Requirement =
Search the entries below for "JSON". Report each line where it occurs.

Records shown =
================================

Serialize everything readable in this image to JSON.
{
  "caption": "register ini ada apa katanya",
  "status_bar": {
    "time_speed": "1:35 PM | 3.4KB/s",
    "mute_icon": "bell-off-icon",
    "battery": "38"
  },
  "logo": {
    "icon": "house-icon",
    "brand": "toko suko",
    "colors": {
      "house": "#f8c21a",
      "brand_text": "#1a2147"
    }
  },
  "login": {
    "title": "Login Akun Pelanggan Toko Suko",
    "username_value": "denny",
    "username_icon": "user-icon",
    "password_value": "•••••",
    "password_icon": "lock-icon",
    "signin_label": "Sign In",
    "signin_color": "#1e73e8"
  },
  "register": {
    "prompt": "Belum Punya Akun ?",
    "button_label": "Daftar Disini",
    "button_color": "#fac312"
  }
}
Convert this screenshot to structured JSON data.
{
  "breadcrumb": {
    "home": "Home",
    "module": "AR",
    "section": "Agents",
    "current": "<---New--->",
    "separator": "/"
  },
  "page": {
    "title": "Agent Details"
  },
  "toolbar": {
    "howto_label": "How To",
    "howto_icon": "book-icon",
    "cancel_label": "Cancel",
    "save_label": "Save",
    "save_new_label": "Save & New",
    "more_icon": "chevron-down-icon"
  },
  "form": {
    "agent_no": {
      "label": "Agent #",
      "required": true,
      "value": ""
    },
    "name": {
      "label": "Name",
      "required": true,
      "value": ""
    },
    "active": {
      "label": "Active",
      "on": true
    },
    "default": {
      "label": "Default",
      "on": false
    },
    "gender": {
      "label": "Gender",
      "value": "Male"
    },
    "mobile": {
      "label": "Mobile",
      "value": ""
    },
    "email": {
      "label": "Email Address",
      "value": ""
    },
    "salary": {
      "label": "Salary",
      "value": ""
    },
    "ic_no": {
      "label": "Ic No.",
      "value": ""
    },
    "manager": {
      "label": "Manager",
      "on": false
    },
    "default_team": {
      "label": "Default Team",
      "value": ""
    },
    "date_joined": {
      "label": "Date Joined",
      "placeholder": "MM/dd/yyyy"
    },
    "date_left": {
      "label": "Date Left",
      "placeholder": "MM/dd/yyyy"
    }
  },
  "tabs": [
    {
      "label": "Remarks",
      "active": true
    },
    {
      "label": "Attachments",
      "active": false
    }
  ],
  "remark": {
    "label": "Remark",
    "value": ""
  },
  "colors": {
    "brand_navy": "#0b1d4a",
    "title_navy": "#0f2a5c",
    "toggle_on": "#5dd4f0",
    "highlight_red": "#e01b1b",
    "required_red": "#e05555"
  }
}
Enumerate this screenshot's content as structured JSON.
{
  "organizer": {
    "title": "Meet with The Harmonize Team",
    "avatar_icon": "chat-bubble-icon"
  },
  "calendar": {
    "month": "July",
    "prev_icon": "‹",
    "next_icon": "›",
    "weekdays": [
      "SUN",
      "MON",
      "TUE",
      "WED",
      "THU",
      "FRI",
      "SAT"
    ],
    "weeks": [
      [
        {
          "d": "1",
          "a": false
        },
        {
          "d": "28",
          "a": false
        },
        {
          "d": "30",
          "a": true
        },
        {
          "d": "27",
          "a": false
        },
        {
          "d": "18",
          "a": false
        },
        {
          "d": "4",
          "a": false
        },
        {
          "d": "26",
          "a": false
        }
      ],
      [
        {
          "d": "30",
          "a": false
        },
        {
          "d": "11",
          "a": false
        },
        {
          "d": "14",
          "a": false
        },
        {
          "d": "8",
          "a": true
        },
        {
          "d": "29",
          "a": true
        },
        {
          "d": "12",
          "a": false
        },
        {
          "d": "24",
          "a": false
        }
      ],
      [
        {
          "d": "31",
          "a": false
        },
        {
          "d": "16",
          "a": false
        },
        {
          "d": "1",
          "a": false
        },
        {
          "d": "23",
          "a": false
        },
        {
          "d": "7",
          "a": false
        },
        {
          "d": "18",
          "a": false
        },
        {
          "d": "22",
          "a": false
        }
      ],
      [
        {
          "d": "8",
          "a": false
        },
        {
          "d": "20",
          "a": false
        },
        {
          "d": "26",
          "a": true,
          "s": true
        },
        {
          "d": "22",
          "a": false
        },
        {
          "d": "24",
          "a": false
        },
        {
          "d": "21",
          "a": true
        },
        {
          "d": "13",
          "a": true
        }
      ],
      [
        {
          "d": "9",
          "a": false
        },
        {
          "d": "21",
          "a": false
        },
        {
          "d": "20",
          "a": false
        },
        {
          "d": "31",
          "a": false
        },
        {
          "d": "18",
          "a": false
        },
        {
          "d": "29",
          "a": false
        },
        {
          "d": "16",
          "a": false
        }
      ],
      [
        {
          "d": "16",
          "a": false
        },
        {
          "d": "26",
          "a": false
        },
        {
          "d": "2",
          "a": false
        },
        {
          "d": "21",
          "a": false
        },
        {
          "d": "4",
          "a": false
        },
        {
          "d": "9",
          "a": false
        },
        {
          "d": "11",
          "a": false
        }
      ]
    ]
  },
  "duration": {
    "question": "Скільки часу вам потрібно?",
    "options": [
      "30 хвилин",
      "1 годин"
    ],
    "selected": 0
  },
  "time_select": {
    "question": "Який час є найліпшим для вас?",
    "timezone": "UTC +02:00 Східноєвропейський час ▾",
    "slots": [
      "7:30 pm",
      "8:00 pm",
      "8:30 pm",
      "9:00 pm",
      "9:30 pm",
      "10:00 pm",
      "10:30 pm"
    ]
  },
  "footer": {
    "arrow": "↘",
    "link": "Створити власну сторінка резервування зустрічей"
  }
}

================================

Problem solution =
Serialize everything readable in this image to JSON.
Convert this screenshot to structured JSON data.
Enumerate this screenshot's content as structured JSON.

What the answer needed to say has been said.